Since the petition to protect Polar Bears under the Endangered Species Act was first filed in February 2005, new science portends a dim future for the Polar Bear. Five of the world's Polar Bear populations are now classified as “declining” by the Polar Bear Specialist Group, the world's preeminent scientific body for the conservation and management of the species.
The Polar Bear population in Western Hudson Bay, the most-studied of all populations, has declined from approximately 1,200 bears in 1987, to 1,100 bears in 1995, and then to fewer than 950 bears in 2004 due to ice loss. And in April 2006, the U.S. National Snow and Ice Data Center reported that winter sea ice –defined as the area with sea ice concentrations of 15 percent or greater-- has shrunk in the past year by more than 115,000 square miles, an area about the size of the Arizona, reaching a new record low of 5.60 million square miles (14.5 million square kilometers).

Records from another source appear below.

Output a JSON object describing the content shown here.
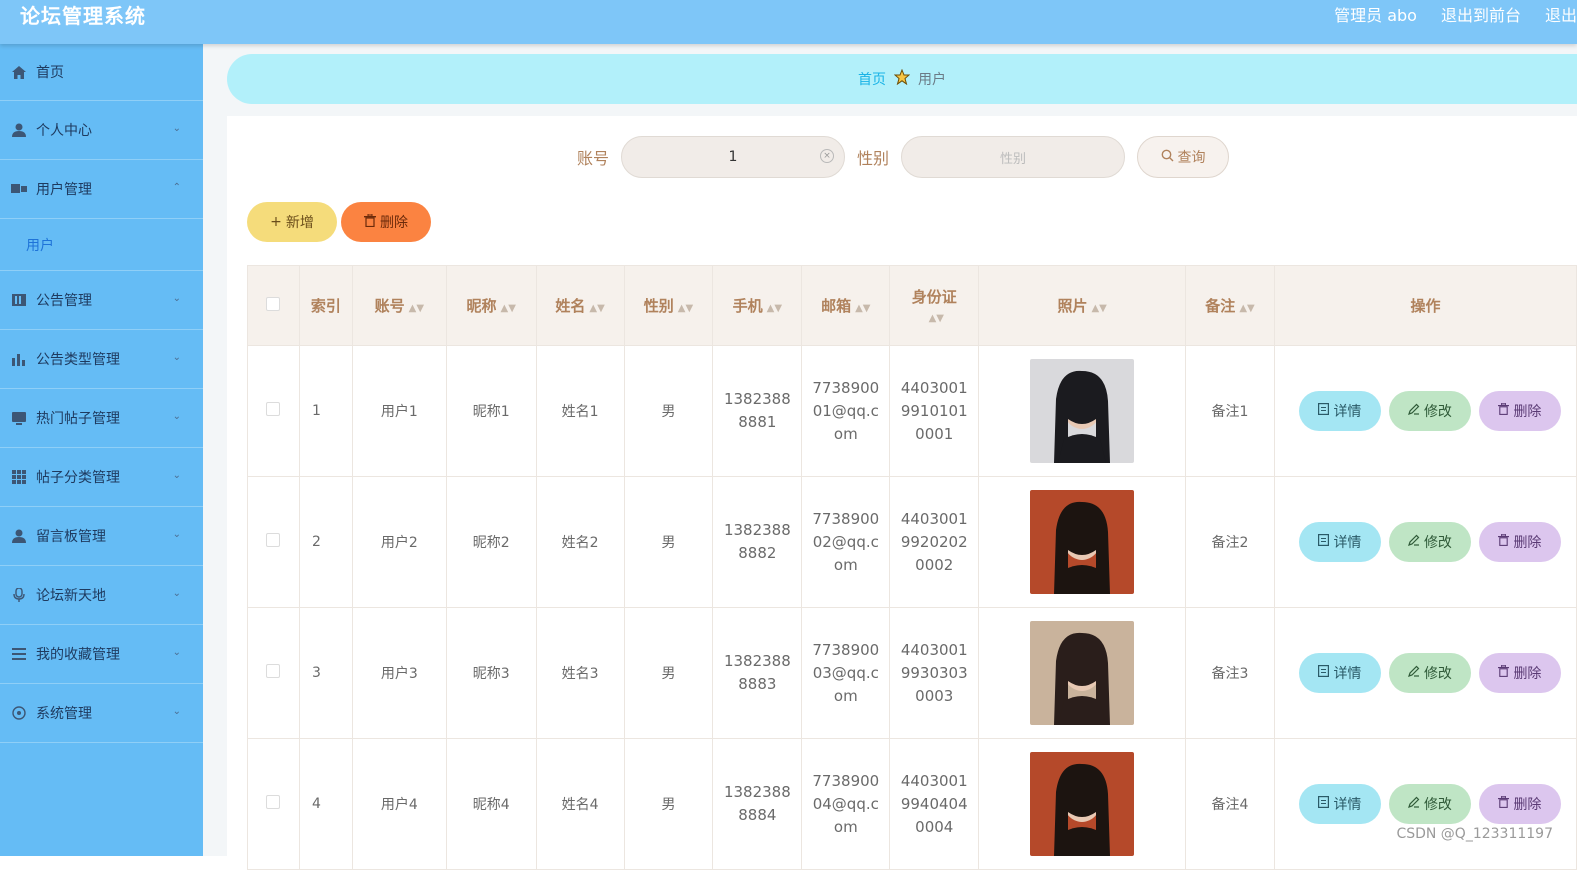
{
  "app": {
    "title": "论坛管理系统",
    "user": "管理员 abo",
    "frontend": "退出到前台",
    "logout": "退出"
  },
  "sidebar": {
    "items": [
      {
        "label": "首页",
        "icon": "home-icon"
      },
      {
        "label": "个人中心",
        "icon": "user-icon"
      },
      {
        "label": "用户管理",
        "icon": "users-icon"
      },
      {
        "label": "公告管理",
        "icon": "notice-icon"
      },
      {
        "label": "公告类型管理",
        "icon": "bar-chart-icon"
      },
      {
        "label": "热门帖子管理",
        "icon": "hot-post-icon"
      },
      {
        "label": "帖子分类管理",
        "icon": "grid-icon"
      },
      {
        "label": "留言板管理",
        "icon": "message-icon"
      },
      {
        "label": "论坛新天地",
        "icon": "mic-icon"
      },
      {
        "label": "我的收藏管理",
        "icon": "list-icon"
      },
      {
        "label": "系统管理",
        "icon": "settings-icon"
      }
    ],
    "sub_item": "用户"
  },
  "breadcrumb": {
    "home": "首页",
    "current": "用户"
  },
  "search": {
    "account_label": "账号",
    "account_value": "1",
    "gender_label": "性别",
    "gender_placeholder": "性别",
    "query_label": "查询"
  },
  "actions": {
    "add": "新增",
    "delete": "删除"
  },
  "table": {
    "headers": {
      "index": "索引",
      "account": "账号",
      "nickname": "昵称",
      "name": "姓名",
      "gender": "性别",
      "phone": "手机",
      "email": "邮箱",
      "idcard": "身份证",
      "photo": "照片",
      "note": "备注",
      "ops": "操作"
    },
    "rows": [
      {
        "index": "1",
        "account": "用户1",
        "nickname": "昵称1",
        "name": "姓名1",
        "gender": "男",
        "phone": "13823888881",
        "email": "773890001@qq.com",
        "idcard": "440300199101010001",
        "note": "备注1"
      },
      {
        "index": "2",
        "account": "用户2",
        "nickname": "昵称2",
        "name": "姓名2",
        "gender": "男",
        "phone": "13823888882",
        "email": "773890002@qq.com",
        "idcard": "440300199202020002",
        "note": "备注2"
      },
      {
        "index": "3",
        "account": "用户3",
        "nickname": "昵称3",
        "name": "姓名3",
        "gender": "男",
        "phone": "13823888883",
        "email": "773890003@qq.com",
        "idcard": "440300199303030003",
        "note": "备注3"
      },
      {
        "index": "4",
        "account": "用户4",
        "nickname": "昵称4",
        "name": "姓名4",
        "gender": "男",
        "phone": "13823888884",
        "email": "773890004@qq.com",
        "idcard": "440300199404040004",
        "note": "备注4"
      }
    ],
    "op_detail": "详情",
    "op_edit": "修改",
    "op_delete": "删除"
  },
  "watermark": "CSDN @Q_123311197",
  "colors": {
    "topbar": "#7ec6f8",
    "sidebar": "#65bcf5",
    "breadcrumb_bg": "#b2f0fa",
    "add_button": "#f5dc7b",
    "delete_button": "#fb8341"
  }
}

On Dec. 12, scientists from the National Center for Atmospheric Research said that the Arctic could be ice-free in summer as early as 2040, and in the next 20 years the extent of Arctic sea ice will be reduced by 80 percent. The U.S. Minerals Management Service documented the drowning of at least four Polar Bears in September 2004, when the sea ice retreated a record 160 miles off the northern coast.
Sea ice loss also drastically reduces the food available to the Polar Bear, including their main prey, ice seals. In spring of 2006, scientists located the bodies of several bears that had starved to death. Reduced food availability due to global warming has also resulted in Polar Bear cannibalism off the north coast of Alaska and Canada.
"The United States has failed to lead the world in tackling global warming. With under five percent of the world's people, we generate more than 20 percent of the global warming pollution,” said Kert Davies, Greenpeace research director. “We must start cutting greenhouse gas emissions or the Polar Bear will be pushed to the brink of extinction within our lifetime."
The United States is the largest emitter of the heat-trapping pollution that causes global warming, primarily carbon dioxide emissions from cars and trucks and power plants. States like California have taken action to cut global warming pollution, but Washington has yet to act.
"Sand in the hourglass is running out for Polar Bears," said Rep. Jay Inslee, D-Wash., "Congress needs to take bold steps to reduce global warming pollution before time runs out for this and other species."
The conservation organizations Center for Biological Diversity, NRDC, and Greenpeace sued the Bush administration in December 2005, because the government had ignored a petition to protect the Polar Bear. In response, the USF&WS completed the required first “90-day finding” in February 2006, and found that protection of Polar Bears “may be warranted,” and commenced a full status review of the species. The proposed listing is the result of that scientific study.
Before the proposed rule can be finalized, it will be subject to another round of public comments. To date, the government has received more than 200,000 comments in support of listing the Polar Bear, including letters from eminent Polar Bear experts, climate scientists, and more than 35 members of Congress.
The Natural Resources Defense Council is a national, nonprofit organization of scientists, lawyers and environmental specialists dedicated to protecting public health and the environment. Founded in 1970, NRDC has 1.2 million members and online activists nationwide, served from offices in New York, Washington, Los Angeles and San Francisco.
The Center for Biological Diversity is a national non-profit conservation organization with more than 25,000 members dedicated to the protection of imperiled species and their habitats.
Greenpeace is a non-profit corporation with 2.7 million members worldwide that uses peaceful protest and creative communication to expose global environmental problems and promote solutions for the future.